Their lower aversion to risk supported by the states

Info iconThis preview shows page 1. Sign up to view the full content.

View Full Document Right Arrow Icon
This is the end of the preview. Sign up to access the rest of the document.

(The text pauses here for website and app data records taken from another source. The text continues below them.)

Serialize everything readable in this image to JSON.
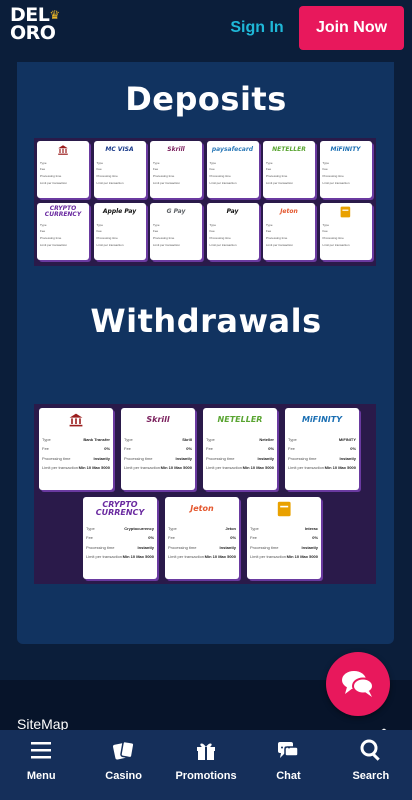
{
  "header": {
    "logo_line1": "DEL",
    "logo_line2": "ORO",
    "sign_in": "Sign In",
    "join_now": "Join Now"
  },
  "sections": {
    "deposits_title": "Deposits",
    "withdrawals_title": "Withdrawals"
  },
  "deposit_methods": [
    {
      "logo": "bank-icon",
      "color": "#9b1d1d"
    },
    {
      "logo": "MC VISA",
      "color": "#1a3a8a"
    },
    {
      "logo": "Skrill",
      "color": "#7a1f5c"
    },
    {
      "logo": "paysafecard",
      "color": "#2d7ab8"
    },
    {
      "logo": "NETELLER",
      "color": "#5aa532"
    },
    {
      "logo": "MiFINITY",
      "color": "#1b6fb3"
    },
    {
      "logo": "CRYPTO CURRENCY",
      "color": "#6a2aa0"
    },
    {
      "logo": "Apple Pay",
      "color": "#111111"
    },
    {
      "logo": "G Pay",
      "color": "#5f6368"
    },
    {
      "logo": "Pay",
      "color": "#111111"
    },
    {
      "logo": "Jeton",
      "color": "#e4572e"
    },
    {
      "logo": "wallet-icon",
      "color": "#e9a100"
    }
  ],
  "withdrawal_methods": [
    {
      "logo": "bank-icon",
      "color": "#9b1d1d",
      "type": "Bank Transfer",
      "fee": "0%",
      "time": "Instantly",
      "limit_min": "Min 10",
      "limit_max": "Max 5000"
    },
    {
      "logo": "Skrill",
      "color": "#7a1f5c",
      "type": "Skrill",
      "fee": "0%",
      "time": "Instantly",
      "limit_min": "Min 10",
      "limit_max": "Max 5000"
    },
    {
      "logo": "NETELLER",
      "color": "#5aa532",
      "type": "Neteller",
      "fee": "0%",
      "time": "Instantly",
      "limit_min": "Min 10",
      "limit_max": "Max 5000"
    },
    {
      "logo": "MiFINITY",
      "color": "#1b6fb3",
      "type": "MiFINITY",
      "fee": "0%",
      "time": "Instantly",
      "limit_min": "Min 10",
      "limit_max": "Max 5000"
    },
    {
      "logo": "CRYPTO CURRENCY",
      "color": "#6a2aa0",
      "type": "Cryptocurrency",
      "fee": "0%",
      "time": "Instantly",
      "limit_min": "Min 10",
      "limit_max": "Max 5000"
    },
    {
      "logo": "Jeton",
      "color": "#e4572e",
      "type": "Jeton",
      "fee": "0%",
      "time": "Instantly",
      "limit_min": "Min 10",
      "limit_max": "Max 5000"
    },
    {
      "logo": "wallet-icon",
      "color": "#e9a100",
      "type": "Interac",
      "fee": "0%",
      "time": "Instantly",
      "limit_min": "Min 10",
      "limit_max": "Max 5000"
    }
  ],
  "row_labels": {
    "type": "Type",
    "fee": "Fee",
    "time": "Processing time",
    "limit": "Limit per transaction"
  },
  "footer": {
    "sitemap": "SiteMap"
  },
  "bottom_nav": [
    {
      "label": "Menu",
      "icon": "menu-icon"
    },
    {
      "label": "Casino",
      "icon": "cards-icon"
    },
    {
      "label": "Promotions",
      "icon": "gift-icon"
    },
    {
      "label": "Chat",
      "icon": "chat-icon"
    },
    {
      "label": "Search",
      "icon": "search-icon"
    }
  ],
  "colors": {
    "background": "#0b1e3a",
    "panel": "#113360",
    "accent_pink": "#e8185c",
    "accent_cyan": "#1fb8d8",
    "card_shadow": "#6a3aa0"
  }
}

Unformatted text preview: of system that hardly intermediates or a thriving system that frequently collapses of its own weight—are of course to be avoided. A fully specified reform proposal that meets these challenges lies much beyond the scope of this paper (even more so since the devil is in the implementation details). There is however a minimum set of basic objectives that, in our view, any new prudential architecture should seek to fulfill, either because they 82 A number of important and detailed proposals to fix the regulatory framework have already seen the light of day. See for example Financial Stability Forum (2008), Basel Committee on Banking Supervision (2008 a, and b, and 2009), Institute for International Finance (2008), and Goldstein (2008). The November 2008 Declaration of the G‐ 20 Summit on Financial Markets and the World Economy identifies the “root causes of the crisis”, sets out “common principles for reform of financial markets” and sketches an “action plan” to implement such principles. Rather than questioning the basic architecture and foundations of the current framework, these proposals have so far and for the most part sought to maintain (and build upon) this framework. While this approach is clearly understandable from a practitioner’s perspective, its longer term success will very much depend on the extent to which the key issues and interactions underpinning all three paradigms discussed in this paper are satisfactorily addressed. 46 cut across paradigms or they are absolutely central to one of the paradigms. Given the popularity of the agency paradigm, the reform agenda will likely be strong in addressing principal‐agent issues (including through governance improvements, changes in management compensation schemes, and increased skin‐in‐the‐game requirements). Hence, we focus in this section mainly on the objectives of the regulatory reform needed to address central issues under the externalities and mood swings paradigms. The first objective, which is particularly relevant to the externalities paradigm but applies to all, is full regulatory neutrality. In a world where regulation is not applied uniformly, financial flows will sooner or later find the line of least resistance, giving unregulated financial institutions a competitive advantage and making them grow to the point where they become systemic behemoths. There are two possible solutions to this quandary. One is to make all financial intermediaries fit within the universal banking mode. This solution, however, would limit entry unduly and promote the preponderance of very large, too‐big‐to‐fail, financial conglomerates with limited creativity and large non‐competitive rents. The alternative—which we find to be superior—is to maintain a distinction between commercial banks and other non‐deposit taking financial intermediaries, but make the latter choose between being prudentially regulated or being unregulated. All regulated intermediaries would need to satisfy the same prudential require...
View Full Document

This document was uploaded on 11/14/2013.

Ask a homework question - tutors are online